It is widely recognised that the emerging technology and industry will become one of the key drivers of the new digital economy, help foster financial inclusion for those unbanked and underbanked population, and for the first time make the prospect of a cashless society within reach. An interdisciplinary team of researchers from BSI, Griffith Asia Institute, and the School of Information and Communication Technology recently finalised a report on the development and risks of mobile payment platforms (MPPs) in Australia and the wider Asia Pacific region. MPPs have become the vanguard of financial technology (fintech), enabling instant payment and settlement with the convenience of mobile devices.
Mobile payment technologies were not originated in China but later flourished in China since the early 2010s in commercial applications. Platforms such as WeChat Pay and Alipay for example have grown in use and adoption. The explosive growth of mobile payments and the broader Fintech sector in China reflects a perfect storm of conditions, including technological development, business innovation, and conducive regulation. The huge success in the home market propelled Chinese payment providers to go global since 2015, especially in the Asia Pacific, with mixed results so far.

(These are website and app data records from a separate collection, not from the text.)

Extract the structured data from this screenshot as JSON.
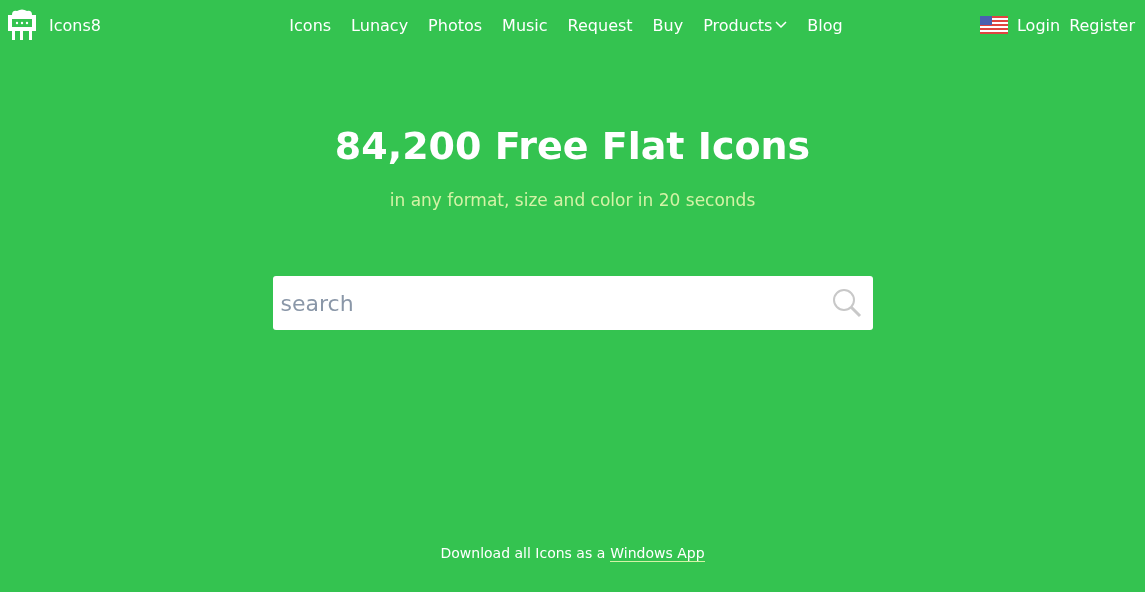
{
  "brand": {
    "name": "Icons8"
  },
  "nav": [
    {
      "label": "Icons",
      "kind": "link"
    },
    {
      "label": "Lunacy",
      "kind": "link"
    },
    {
      "label": "Photos",
      "kind": "link"
    },
    {
      "label": "Music",
      "kind": "link"
    },
    {
      "label": "Request",
      "kind": "link"
    },
    {
      "label": "Buy",
      "kind": "link"
    },
    {
      "label": "Products",
      "kind": "dropdown"
    },
    {
      "label": "Blog",
      "kind": "link"
    }
  ],
  "account": {
    "login": "Login",
    "register": "Register"
  },
  "hero": {
    "title": "84,200 Free Flat Icons",
    "subtitle": "in any format, size and color in 20 seconds"
  },
  "search": {
    "placeholder": "search"
  },
  "footer": {
    "text": "Download all Icons as a",
    "link": "Windows App"
  }
}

This trend also featured in the Asia Pacific region on the back of dynamic economic growth, diversified business patterns, and pervasive entrepreneurship. The report provides a nuanced understanding of the mobile payments landscape in this region through four country studies: Australia, New Zealand, Singapore, and Thailand. Each case examines the industry trajectory in the local markets, the involvement of the Chinese players, and their regulatory contexts. It finds that Southeast Asian markets, such as Singapore and Thailand, are more advanced in adopting the technology, whilst the Australia and New Zealand markets bear more influence from the banks despite the advent of the tech giants. At the same time, the Chinese MPPs have adopted different strategies in different national contexts. To facilitate business expansion, they use business partnerships with local firms in Australia and New Zealand, but in Singapore and Thailand, they rely on mergers and acquisitions in e-commerce.
A multidisciplinary approach is employed to identify and assess the risks of the system and its challenges for regulatory authorities. These range from vulnerabilities in cybersecurity in the payment processes lack security standards and data/privacy protection, to loopholes in international tax evasion, money laundering as well as liquidity risks that may destabilise the wider financial system. In addition, a range of political and legal risks are also identified in particular for the Chinese MPPs and their business partners. Based on the historical account and technical analysis, a number of recommendations are presented on how to improve the regulation of the emerging industry for the international community. This is a multilevel, holistic approach. On the national level, regulatory authorities should strengthen mechanisms on consumer protection, and ensure market competition and regulatory access to the exclusive data held by mobile payment operators. On the international level, the establishment of a global industry body that collaborates with stakeholders in the community will be the key to establishing an efficient, secure, and responsible framework for more sustainable industry and the wider digital economy. The report is downloadable for free at: https://www.griffith.edu.au/asia-institute/mobile-payment-platforms?SQ_VARIATION_1327709=0#report
Authors Dr Hui Feng, Dr Luke Houghton, Associate Professor Ernest Foo, Professor Dian Tjondronegoro and Dr Khondker Mohammad Zobair